May I have the lines from the one containing "Serialize everything readable" to the end of the entries, returned exactly and with nothing else?

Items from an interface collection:
[Start of Attachment]

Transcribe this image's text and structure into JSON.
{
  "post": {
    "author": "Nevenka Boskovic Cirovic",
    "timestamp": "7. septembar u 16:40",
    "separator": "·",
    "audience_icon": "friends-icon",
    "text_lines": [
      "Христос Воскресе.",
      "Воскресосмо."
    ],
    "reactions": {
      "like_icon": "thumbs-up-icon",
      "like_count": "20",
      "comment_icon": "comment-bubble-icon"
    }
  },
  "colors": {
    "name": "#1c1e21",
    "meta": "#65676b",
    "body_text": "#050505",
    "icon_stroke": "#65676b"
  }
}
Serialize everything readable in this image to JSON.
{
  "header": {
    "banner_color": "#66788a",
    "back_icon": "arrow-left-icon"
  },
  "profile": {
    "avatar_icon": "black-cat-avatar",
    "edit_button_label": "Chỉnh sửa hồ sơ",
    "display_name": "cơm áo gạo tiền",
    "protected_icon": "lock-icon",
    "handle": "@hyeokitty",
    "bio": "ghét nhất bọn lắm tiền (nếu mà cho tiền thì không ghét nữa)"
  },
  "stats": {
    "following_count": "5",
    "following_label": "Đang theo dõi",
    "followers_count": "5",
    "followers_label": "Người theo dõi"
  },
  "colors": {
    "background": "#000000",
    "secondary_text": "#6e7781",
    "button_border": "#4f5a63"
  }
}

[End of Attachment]

**Task output**.
Serialize everything readable in this image to JSON.
{
  "header": {
    "banner_color": "#66788a",
    "back_icon": "arrow-left-icon"
  },
  "profile": {
    "avatar_icon": "black-cat-avatar",
    "edit_button_label": "Chỉnh sửa hồ sơ",
    "display_name": "cơm áo gạo tiền",
    "protected_icon": "lock-icon",
    "handle": "@hyeokitty",
    "bio": "ghét nhất bọn lắm tiền (nếu mà cho tiền thì không ghét nữa)"
  },
  "stats": {
    "following_count": "5",
    "following_label": "Đang theo dõi",
    "followers_count": "5",
    "followers_label": "Người theo dõi"
  },
  "colors": {
    "background": "#000000",
    "secondary_text": "#6e7781",
    "button_border": "#4f5a63"
  }
}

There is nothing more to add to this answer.